***** Source data *****
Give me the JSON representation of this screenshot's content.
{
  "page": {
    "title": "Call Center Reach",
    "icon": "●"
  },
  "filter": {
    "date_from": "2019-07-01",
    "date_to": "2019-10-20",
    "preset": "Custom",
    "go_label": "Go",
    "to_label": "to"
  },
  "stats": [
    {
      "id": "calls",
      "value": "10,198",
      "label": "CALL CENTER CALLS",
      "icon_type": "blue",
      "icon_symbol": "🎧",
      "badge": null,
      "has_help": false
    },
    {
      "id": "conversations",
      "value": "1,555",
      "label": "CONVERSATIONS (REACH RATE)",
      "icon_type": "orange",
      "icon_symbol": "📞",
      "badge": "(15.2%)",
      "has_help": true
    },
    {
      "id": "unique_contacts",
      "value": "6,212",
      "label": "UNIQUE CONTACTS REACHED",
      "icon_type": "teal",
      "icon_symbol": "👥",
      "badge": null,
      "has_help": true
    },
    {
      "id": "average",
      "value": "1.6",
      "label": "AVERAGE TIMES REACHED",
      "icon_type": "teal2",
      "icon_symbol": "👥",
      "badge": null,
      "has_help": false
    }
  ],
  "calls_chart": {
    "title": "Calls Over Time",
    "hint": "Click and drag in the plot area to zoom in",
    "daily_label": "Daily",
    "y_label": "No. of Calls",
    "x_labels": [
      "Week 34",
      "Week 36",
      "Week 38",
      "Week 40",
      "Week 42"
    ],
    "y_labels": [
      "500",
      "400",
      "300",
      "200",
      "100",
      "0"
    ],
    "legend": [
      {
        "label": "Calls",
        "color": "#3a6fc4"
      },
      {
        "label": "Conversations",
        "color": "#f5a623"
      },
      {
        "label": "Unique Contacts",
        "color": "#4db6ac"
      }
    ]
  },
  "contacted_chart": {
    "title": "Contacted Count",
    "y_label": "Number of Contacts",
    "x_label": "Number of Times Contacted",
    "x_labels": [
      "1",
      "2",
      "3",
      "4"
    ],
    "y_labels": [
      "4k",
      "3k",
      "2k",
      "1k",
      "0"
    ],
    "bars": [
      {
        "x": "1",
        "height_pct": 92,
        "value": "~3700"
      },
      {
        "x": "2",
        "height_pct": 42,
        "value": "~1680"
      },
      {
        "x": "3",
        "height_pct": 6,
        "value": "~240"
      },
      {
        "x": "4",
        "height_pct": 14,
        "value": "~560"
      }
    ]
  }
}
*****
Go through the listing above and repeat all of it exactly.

Give me the JSON representation of this screenshot's content.
{
  "page": {
    "title": "Call Center Reach",
    "icon": "●"
  },
  "filter": {
    "date_from": "2019-07-01",
    "date_to": "2019-10-20",
    "preset": "Custom",
    "go_label": "Go",
    "to_label": "to"
  },
  "stats": [
    {
      "id": "calls",
      "value": "10,198",
      "label": "CALL CENTER CALLS",
      "icon_type": "blue",
      "icon_symbol": "🎧",
      "badge": null,
      "has_help": false
    },
    {
      "id": "conversations",
      "value": "1,555",
      "label": "CONVERSATIONS (REACH RATE)",
      "icon_type": "orange",
      "icon_symbol": "📞",
      "badge": "(15.2%)",
      "has_help": true
    },
    {
      "id": "unique_contacts",
      "value": "6,212",
      "label": "UNIQUE CONTACTS REACHED",
      "icon_type": "teal",
      "icon_symbol": "👥",
      "badge": null,
      "has_help": true
    },
    {
      "id": "average",
      "value": "1.6",
      "label": "AVERAGE TIMES REACHED",
      "icon_type": "teal2",
      "icon_symbol": "👥",
      "badge": null,
      "has_help": false
    }
  ],
  "calls_chart": {
    "title": "Calls Over Time",
    "hint": "Click and drag in the plot area to zoom in",
    "daily_label": "Daily",
    "y_label": "No. of Calls",
    "x_labels": [
      "Week 34",
      "Week 36",
      "Week 38",
      "Week 40",
      "Week 42"
    ],
    "y_labels": [
      "500",
      "400",
      "300",
      "200",
      "100",
      "0"
    ],
    "legend": [
      {
        "label": "Calls",
        "color": "#3a6fc4"
      },
      {
        "label": "Conversations",
        "color": "#f5a623"
      },
      {
        "label": "Unique Contacts",
        "color": "#4db6ac"
      }
    ]
  },
  "contacted_chart": {
    "title": "Contacted Count",
    "y_label": "Number of Contacts",
    "x_label": "Number of Times Contacted",
    "x_labels": [
      "1",
      "2",
      "3",
      "4"
    ],
    "y_labels": [
      "4k",
      "3k",
      "2k",
      "1k",
      "0"
    ],
    "bars": [
      {
        "x": "1",
        "height_pct": 92,
        "value": "~3700"
      },
      {
        "x": "2",
        "height_pct": 42,
        "value": "~1680"
      },
      {
        "x": "3",
        "height_pct": 6,
        "value": "~240"
      },
      {
        "x": "4",
        "height_pct": 14,
        "value": "~560"
      }
    ]
  }
}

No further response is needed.